for integration by parts to work, i would need two differentiable functions, but the cosdx is not differentiable would it need to be cosxdx for it to be differentiated?
and substitute everywhere. The integral that you will get can be integrated by using integration by parts twice, or, if you know complex numbers, by representing the trigonometric function through the complex exponential.
We have a composite function [itex]\cos{(\ln{x})}[/itex] of two elementary functions (trigonometric and logarithmic). As a combination, it does not have an immediate table integral. But, the method of substitution, which is nothing but inverting the chain rule for derivatives of composite functions, works exactly for such compound functions.

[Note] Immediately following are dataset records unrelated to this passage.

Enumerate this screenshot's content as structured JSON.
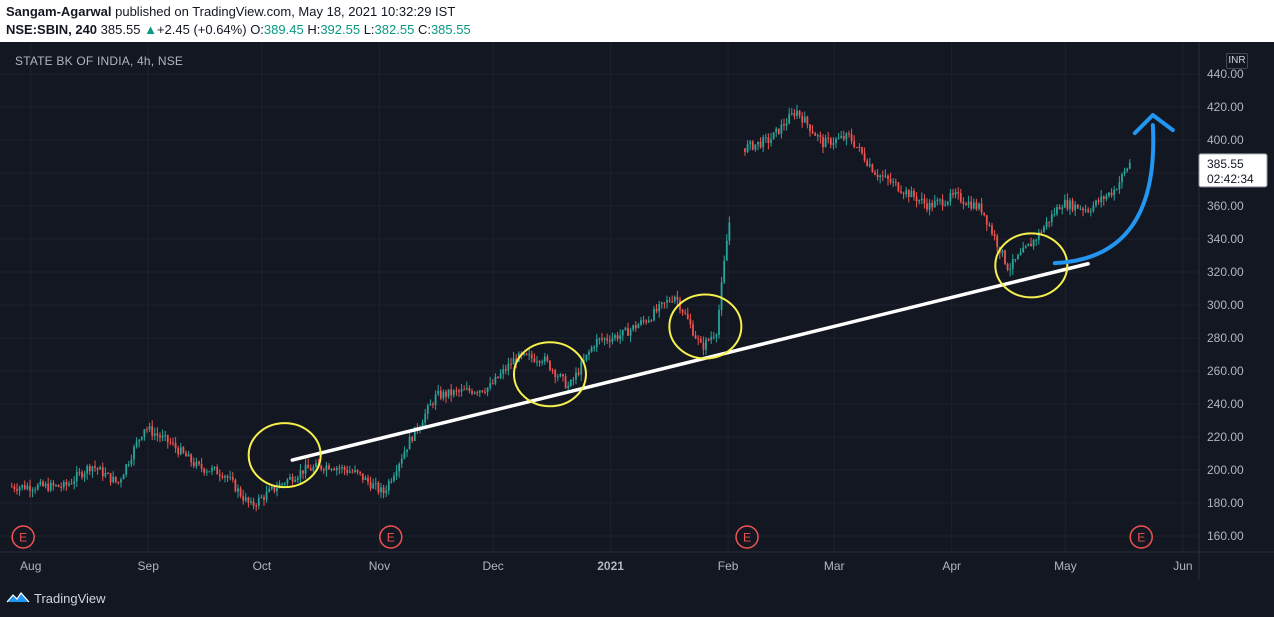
{
  "header": {
    "author": "Sangam-Agarwal",
    "published_text": "published on TradingView.com, May 18, 2021 10:32:29 IST",
    "symbol": "NSE:SBIN, 240",
    "last": "385.55",
    "change": "+2.45 (+0.64%)",
    "open_label": "O:",
    "open": "389.45",
    "high_label": "H:",
    "high": "392.55",
    "low_label": "L:",
    "low": "382.55",
    "close_label": "C:",
    "close": "385.55"
  },
  "chart_label": "STATE BK OF INDIA, 4h, NSE",
  "currency": "INR",
  "price_tag": {
    "price": "385.55",
    "countdown": "02:42:34"
  },
  "footer": {
    "brand": "TradingView",
    "logo_icon": "tradingview-logo-icon"
  },
  "colors": {
    "background": "#131722",
    "up": "#26a69a",
    "down": "#ef5350",
    "trendline": "#ffffff",
    "circles": "#f5f04c",
    "arrow": "#2196f3",
    "earnings": "#ef5350"
  },
  "chart_data": {
    "type": "candlestick",
    "title": "STATE BK OF INDIA, 4h, NSE",
    "y_ticks": [
      "440.00",
      "420.00",
      "400.00",
      "380.00",
      "360.00",
      "340.00",
      "320.00",
      "300.00",
      "280.00",
      "260.00",
      "240.00",
      "220.00",
      "200.00",
      "180.00",
      "160.00"
    ],
    "ylim": [
      150,
      450
    ],
    "x_ticks": [
      "Aug",
      "Sep",
      "Oct",
      "Nov",
      "Dec",
      "2021",
      "Feb",
      "Mar",
      "Apr",
      "May",
      "Jun"
    ],
    "earnings_markers": [
      "Aug",
      "Nov",
      "Feb",
      "May"
    ],
    "earnings_label": "E",
    "price_path": [
      {
        "date": "2020-07-27",
        "price": 190
      },
      {
        "date": "2020-08-10",
        "price": 190
      },
      {
        "date": "2020-08-17",
        "price": 203
      },
      {
        "date": "2020-08-24",
        "price": 192
      },
      {
        "date": "2020-08-31",
        "price": 226
      },
      {
        "date": "2020-09-07",
        "price": 216
      },
      {
        "date": "2020-09-14",
        "price": 202
      },
      {
        "date": "2020-09-21",
        "price": 198
      },
      {
        "date": "2020-09-28",
        "price": 178
      },
      {
        "date": "2020-10-05",
        "price": 190
      },
      {
        "date": "2020-10-12",
        "price": 200
      },
      {
        "date": "2020-10-19",
        "price": 203
      },
      {
        "date": "2020-10-26",
        "price": 198
      },
      {
        "date": "2020-11-02",
        "price": 186
      },
      {
        "date": "2020-11-09",
        "price": 218
      },
      {
        "date": "2020-11-16",
        "price": 245
      },
      {
        "date": "2020-11-30",
        "price": 250
      },
      {
        "date": "2020-12-07",
        "price": 268
      },
      {
        "date": "2020-12-14",
        "price": 268
      },
      {
        "date": "2020-12-21",
        "price": 250
      },
      {
        "date": "2020-12-28",
        "price": 278
      },
      {
        "date": "2021-01-04",
        "price": 282
      },
      {
        "date": "2021-01-11",
        "price": 292
      },
      {
        "date": "2021-01-18",
        "price": 306
      },
      {
        "date": "2021-01-25",
        "price": 274
      },
      {
        "date": "2021-01-29",
        "price": 285
      },
      {
        "date": "2021-02-01",
        "price": 346
      },
      {
        "date": "2021-02-05",
        "price": 395
      },
      {
        "date": "2021-02-12",
        "price": 400
      },
      {
        "date": "2021-02-19",
        "price": 418
      },
      {
        "date": "2021-02-26",
        "price": 398
      },
      {
        "date": "2021-03-05",
        "price": 402
      },
      {
        "date": "2021-03-12",
        "price": 380
      },
      {
        "date": "2021-03-19",
        "price": 370
      },
      {
        "date": "2021-03-26",
        "price": 360
      },
      {
        "date": "2021-04-02",
        "price": 366
      },
      {
        "date": "2021-04-09",
        "price": 358
      },
      {
        "date": "2021-04-16",
        "price": 322
      },
      {
        "date": "2021-04-23",
        "price": 340
      },
      {
        "date": "2021-04-30",
        "price": 362
      },
      {
        "date": "2021-05-07",
        "price": 358
      },
      {
        "date": "2021-05-14",
        "price": 370
      },
      {
        "date": "2021-05-18",
        "price": 386
      }
    ],
    "annotations": {
      "trendline": {
        "from": {
          "date": "2020-10-09",
          "price": 206
        },
        "to": {
          "date": "2021-05-07",
          "price": 325
        }
      },
      "circles": [
        {
          "date": "2020-10-07",
          "price": 209
        },
        {
          "date": "2020-12-16",
          "price": 258
        },
        {
          "date": "2021-01-26",
          "price": 287
        },
        {
          "date": "2021-04-22",
          "price": 324
        }
      ],
      "arrow": {
        "direction": "up"
      }
    }
  }
}
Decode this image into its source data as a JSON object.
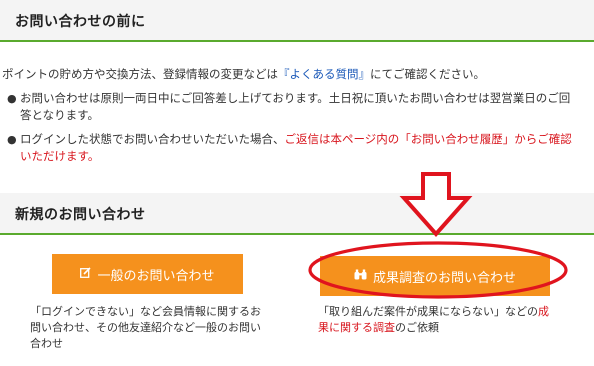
{
  "section1": {
    "title": "お問い合わせの前に"
  },
  "intro": {
    "before": "ポイントの貯め方や交換方法、登録情報の変更などは",
    "link": "『よくある質問』",
    "after": "にてご確認ください。"
  },
  "notes": [
    {
      "text": "お問い合わせは原則一両日中にご回答差し上げております。土日祝に頂いたお問い合わせは翌営業日のご回答となります。",
      "red": ""
    },
    {
      "text": "ログインした状態でお問い合わせいただいた場合、",
      "red": "ご返信は本ページ内の「お問い合わせ履歴」からご確認いただけます。"
    }
  ],
  "section2": {
    "title": "新規のお問い合わせ"
  },
  "buttons": {
    "general": {
      "label": "一般のお問い合わせ",
      "icon": "edit-icon"
    },
    "result": {
      "label": "成果調査のお問い合わせ",
      "icon": "binoculars-icon"
    }
  },
  "descriptions": {
    "general": "「ログインできない」など会員情報に関するお問い合わせ、その他友達紹介など一般のお問い合わせ",
    "result_pre": "「取り組んだ案件が成果にならない」などの",
    "result_red": "成果に関する調査",
    "result_post": "のご依頼"
  },
  "colors": {
    "accent_green": "#5aaa2e",
    "button_orange": "#f5911d",
    "link_blue": "#1a58b8",
    "alert_red": "#d8161e",
    "annotation_red": "#e0141e"
  }
}
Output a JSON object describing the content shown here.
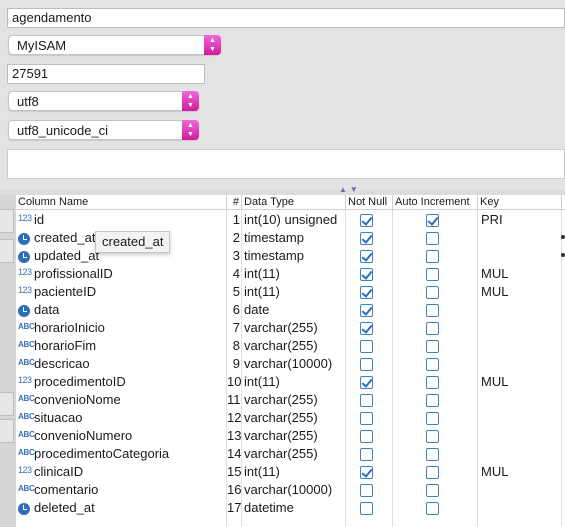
{
  "table_info": {
    "name": "agendamento",
    "engine": "MyISAM",
    "auto_increment": "27591",
    "encoding": "utf8",
    "collation": "utf8_unicode_ci",
    "comment": ""
  },
  "columns_header": {
    "column_name": "Column Name",
    "num": "#",
    "data_type": "Data Type",
    "not_null": "Not Null",
    "auto_increment": "Auto Increment",
    "key": "Key"
  },
  "rows": [
    {
      "icon": "numeric-icon",
      "name": "id",
      "num": "1",
      "type": "int(10) unsigned",
      "not_null": true,
      "auto_inc": true,
      "key": "PRI"
    },
    {
      "icon": "clock-icon",
      "name": "created_at",
      "num": "2",
      "type": "timestamp",
      "not_null": true,
      "auto_inc": false,
      "key": ""
    },
    {
      "icon": "clock-icon",
      "name": "updated_at",
      "num": "3",
      "type": "timestamp",
      "not_null": true,
      "auto_inc": false,
      "key": ""
    },
    {
      "icon": "numeric-icon",
      "name": "profissionalID",
      "num": "4",
      "type": "int(11)",
      "not_null": true,
      "auto_inc": false,
      "key": "MUL"
    },
    {
      "icon": "numeric-icon",
      "name": "pacienteID",
      "num": "5",
      "type": "int(11)",
      "not_null": true,
      "auto_inc": false,
      "key": "MUL"
    },
    {
      "icon": "clock-icon",
      "name": "data",
      "num": "6",
      "type": "date",
      "not_null": true,
      "auto_inc": false,
      "key": ""
    },
    {
      "icon": "text-icon",
      "name": "horarioInicio",
      "num": "7",
      "type": "varchar(255)",
      "not_null": true,
      "auto_inc": false,
      "key": ""
    },
    {
      "icon": "text-icon",
      "name": "horarioFim",
      "num": "8",
      "type": "varchar(255)",
      "not_null": false,
      "auto_inc": false,
      "key": ""
    },
    {
      "icon": "text-icon",
      "name": "descricao",
      "num": "9",
      "type": "varchar(10000)",
      "not_null": false,
      "auto_inc": false,
      "key": ""
    },
    {
      "icon": "numeric-icon",
      "name": "procedimentoID",
      "num": "10",
      "type": "int(11)",
      "not_null": true,
      "auto_inc": false,
      "key": "MUL"
    },
    {
      "icon": "text-icon",
      "name": "convenioNome",
      "num": "11",
      "type": "varchar(255)",
      "not_null": false,
      "auto_inc": false,
      "key": ""
    },
    {
      "icon": "text-icon",
      "name": "situacao",
      "num": "12",
      "type": "varchar(255)",
      "not_null": false,
      "auto_inc": false,
      "key": ""
    },
    {
      "icon": "text-icon",
      "name": "convenioNumero",
      "num": "13",
      "type": "varchar(255)",
      "not_null": false,
      "auto_inc": false,
      "key": ""
    },
    {
      "icon": "text-icon",
      "name": "procedimentoCategoria",
      "num": "14",
      "type": "varchar(255)",
      "not_null": false,
      "auto_inc": false,
      "key": ""
    },
    {
      "icon": "numeric-icon",
      "name": "clinicaID",
      "num": "15",
      "type": "int(11)",
      "not_null": true,
      "auto_inc": false,
      "key": "MUL"
    },
    {
      "icon": "text-icon",
      "name": "comentario",
      "num": "16",
      "type": "varchar(10000)",
      "not_null": false,
      "auto_inc": false,
      "key": ""
    },
    {
      "icon": "clock-icon",
      "name": "deleted_at",
      "num": "17",
      "type": "datetime",
      "not_null": false,
      "auto_inc": false,
      "key": ""
    }
  ],
  "icon_glyphs": {
    "numeric": "123",
    "text": "ABC"
  },
  "tooltip": "created_at",
  "colors": {
    "accent": "#3b82c4",
    "select_arrow": "#e23cc0"
  }
}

yes, made a slight mistake thank you very much for the help, i tried doing it another way by letting u=cos(lnx) and dv=dx and i arrived at the same answer